Off-campus programs are not represented in the table, although they were surveyed about how they used information technology as a tool for communicating and for accessing academic resources. When Tribal programs were asked, “To what extent has your Evergreen experience contributed to your growth . . . using computer technology to present work, find information or solve problems, students responded, "Quite a bit" 44.8% of the time. In stark contrast, all other categories of students ranked computer use as last or 20th of 24 categories [Exhibit: http://www.evergreen.edu/institutionalresearch/studentexperiencesurvey2006responses.htm question 19]as a skill developed at Evergreen.
Presumably, students in more conventional settings feel that they come to college with their use of computers well established, or they developed their use outside of the curriculum. In addition, a larger percentage of faculty teaching off-campus programs leverage the on-line collaboration tools such as Learning Management Systems (LMS) and eportfolios to facilitate communication within the planning unit outside of class time. This brings a technology focus to the forefront for off-campus students. The Tacoma program, which reports out as a single program, but represents many tracks for hundreds of students, always includes a research and a media production component.
How does this spread of information technology instruction and use across the curriculum correlate to the teaching and support provided by library instruction?
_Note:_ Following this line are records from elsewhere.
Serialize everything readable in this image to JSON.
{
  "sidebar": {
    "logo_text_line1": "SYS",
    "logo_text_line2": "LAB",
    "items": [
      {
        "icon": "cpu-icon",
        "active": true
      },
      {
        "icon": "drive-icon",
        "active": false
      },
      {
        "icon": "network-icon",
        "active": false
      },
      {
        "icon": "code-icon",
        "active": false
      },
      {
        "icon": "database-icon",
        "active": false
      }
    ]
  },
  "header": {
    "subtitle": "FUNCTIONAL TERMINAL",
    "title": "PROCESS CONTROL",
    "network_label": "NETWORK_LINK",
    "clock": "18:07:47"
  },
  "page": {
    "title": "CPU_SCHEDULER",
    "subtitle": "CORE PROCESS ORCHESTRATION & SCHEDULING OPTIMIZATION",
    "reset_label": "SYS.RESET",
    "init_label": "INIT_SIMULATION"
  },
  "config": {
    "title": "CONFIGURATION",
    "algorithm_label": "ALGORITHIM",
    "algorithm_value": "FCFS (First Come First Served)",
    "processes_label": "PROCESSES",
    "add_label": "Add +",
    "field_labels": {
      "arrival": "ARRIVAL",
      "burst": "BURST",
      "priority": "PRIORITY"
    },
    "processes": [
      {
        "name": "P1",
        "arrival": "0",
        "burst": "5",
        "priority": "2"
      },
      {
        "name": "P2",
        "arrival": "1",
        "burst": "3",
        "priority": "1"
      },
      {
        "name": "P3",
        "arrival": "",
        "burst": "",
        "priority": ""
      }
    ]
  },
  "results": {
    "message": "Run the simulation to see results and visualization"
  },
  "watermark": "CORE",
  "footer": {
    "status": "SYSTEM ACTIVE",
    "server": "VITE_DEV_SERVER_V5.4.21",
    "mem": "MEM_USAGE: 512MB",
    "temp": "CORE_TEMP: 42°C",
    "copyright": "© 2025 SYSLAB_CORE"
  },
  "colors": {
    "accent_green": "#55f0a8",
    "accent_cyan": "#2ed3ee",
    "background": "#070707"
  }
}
Library workshops for 2003 through 2007 show that although Core program focus is not particularly frequent (55%) compared to much of the curriculum, yet library faculty work heavily with that part of the curriculum. Librarians gave workshops to 40 core programs over the time period, the highest commitment other than to EWS, with its very high number of individual programs and classes. Thus while library research may not be as heavily covered in the Core curriculum as might be expected, faculty in core teams are reaching out for assistance in this aspect of the work very actively and the library is providing strong support.
Inter-area and social science curricula are also well supported by library instruction with 26 and 22 programs served. Self-reported library research in programs (63% and 60%)correlates well to library-based instruction. Thus while one might expect that interarea programs are able to include more information technology in their programs, this is not simply because students are already prepared or assumed to be prepared in basic skills such as library research. There might also be recognition that library research at the core level will be very different from what is expected in subsequent years.
The science and environmental studies curriculum show lower use of library instruction, with 12 and 15 programs requesting workshops. CTL, an area which reported comparatively little use of library research in programs, also utilized very little library instruction: librarians provided workshops to only four CTL programs.